I almost went to culinary school, but didn’t want a career cooking for strangers. I realized my inadequate dating skills could benefit from my love of cooking. I’ll be the first to admit that my favorite part of dating is cooking, and I’ve probably overlooked some early incompatibility signs all for the excuse to get into the kitchen. Going on dates with the goal of it leading to the kitchen gives the experience a unique shape. I like learning about people and using food preferences to steer the conversation. “You like Mexican. You don’t like bell peppers. Oh, you have a peanut allergy…” These are important points to know when you’re preparing your first meal for the object of your affection. While many practice the “traditional 3 date standard” before they give up the goods, it’s usually 3 dates before I cook.

I had one long-term relationship in college, followed by another in my mid-twenties with a third in my early thirties. Sprinkled around these three questionably long relationships are men. Some got to my kitchen (and only my kitchen), and some stories are included because the early dates were such a fantastic disaster it’d be criminal not to include them.
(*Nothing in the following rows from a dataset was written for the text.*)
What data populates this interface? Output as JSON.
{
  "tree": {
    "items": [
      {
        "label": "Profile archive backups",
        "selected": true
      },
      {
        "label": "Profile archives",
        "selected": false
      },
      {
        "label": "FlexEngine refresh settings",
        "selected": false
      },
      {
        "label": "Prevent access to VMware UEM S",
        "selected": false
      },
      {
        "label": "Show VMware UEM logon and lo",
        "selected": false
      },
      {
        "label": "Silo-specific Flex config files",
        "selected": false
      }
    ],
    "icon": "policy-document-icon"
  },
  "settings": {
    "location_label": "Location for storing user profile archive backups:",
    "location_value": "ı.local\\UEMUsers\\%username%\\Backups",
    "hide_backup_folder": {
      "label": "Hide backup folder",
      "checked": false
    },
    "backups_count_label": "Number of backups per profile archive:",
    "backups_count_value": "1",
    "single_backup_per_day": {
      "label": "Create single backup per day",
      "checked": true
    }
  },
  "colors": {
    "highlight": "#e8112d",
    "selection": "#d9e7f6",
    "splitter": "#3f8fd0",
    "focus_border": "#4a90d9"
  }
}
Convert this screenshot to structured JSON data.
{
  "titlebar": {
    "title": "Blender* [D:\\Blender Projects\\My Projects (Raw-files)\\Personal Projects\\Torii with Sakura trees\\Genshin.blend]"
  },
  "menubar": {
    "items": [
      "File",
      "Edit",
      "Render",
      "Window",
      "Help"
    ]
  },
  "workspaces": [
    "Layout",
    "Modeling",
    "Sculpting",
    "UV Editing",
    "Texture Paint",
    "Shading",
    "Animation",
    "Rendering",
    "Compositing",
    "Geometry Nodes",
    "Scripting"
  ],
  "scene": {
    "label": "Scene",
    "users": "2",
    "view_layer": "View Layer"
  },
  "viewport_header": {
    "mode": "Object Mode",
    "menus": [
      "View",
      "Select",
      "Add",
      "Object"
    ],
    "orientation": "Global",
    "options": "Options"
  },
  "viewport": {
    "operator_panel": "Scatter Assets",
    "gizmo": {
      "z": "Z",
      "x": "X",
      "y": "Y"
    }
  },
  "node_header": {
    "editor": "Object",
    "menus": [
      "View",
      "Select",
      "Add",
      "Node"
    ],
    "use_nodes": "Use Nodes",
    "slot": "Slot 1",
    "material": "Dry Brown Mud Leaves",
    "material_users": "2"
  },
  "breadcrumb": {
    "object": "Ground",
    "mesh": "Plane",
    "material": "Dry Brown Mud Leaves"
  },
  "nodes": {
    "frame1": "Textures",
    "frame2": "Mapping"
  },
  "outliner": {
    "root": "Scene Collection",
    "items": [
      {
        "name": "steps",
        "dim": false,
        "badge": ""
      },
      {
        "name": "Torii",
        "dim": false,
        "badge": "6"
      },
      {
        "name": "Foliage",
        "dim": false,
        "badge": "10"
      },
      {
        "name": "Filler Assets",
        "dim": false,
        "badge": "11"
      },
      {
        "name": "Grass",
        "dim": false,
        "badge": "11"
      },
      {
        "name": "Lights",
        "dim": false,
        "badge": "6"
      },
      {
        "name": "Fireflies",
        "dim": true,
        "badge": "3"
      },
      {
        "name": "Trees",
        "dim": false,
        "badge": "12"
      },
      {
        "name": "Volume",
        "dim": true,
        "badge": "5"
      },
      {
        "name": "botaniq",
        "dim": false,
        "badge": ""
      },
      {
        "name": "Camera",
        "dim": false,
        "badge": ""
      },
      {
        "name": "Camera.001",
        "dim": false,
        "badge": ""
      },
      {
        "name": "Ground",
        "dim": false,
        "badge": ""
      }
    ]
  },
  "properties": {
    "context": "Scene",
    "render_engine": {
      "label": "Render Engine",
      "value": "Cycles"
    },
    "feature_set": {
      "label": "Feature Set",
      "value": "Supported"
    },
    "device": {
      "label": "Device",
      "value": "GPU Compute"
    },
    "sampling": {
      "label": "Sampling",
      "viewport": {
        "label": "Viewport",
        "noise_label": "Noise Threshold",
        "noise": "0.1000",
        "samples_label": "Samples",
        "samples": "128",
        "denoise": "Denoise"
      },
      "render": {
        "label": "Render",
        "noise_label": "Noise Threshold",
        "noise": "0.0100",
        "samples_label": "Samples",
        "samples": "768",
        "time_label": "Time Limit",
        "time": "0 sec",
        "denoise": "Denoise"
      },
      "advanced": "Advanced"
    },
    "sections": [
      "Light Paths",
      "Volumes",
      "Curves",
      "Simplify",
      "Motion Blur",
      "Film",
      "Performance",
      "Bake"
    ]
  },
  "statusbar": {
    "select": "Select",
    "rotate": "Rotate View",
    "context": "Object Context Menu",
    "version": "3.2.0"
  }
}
When you first like someone, you look for the smallest thing to connect to: “You breathe air, oh my God, me too! We’re meant to be together.”  It has been a work in progress, but I’ve figured out what I need (and it’s more than the similarity of breathing air).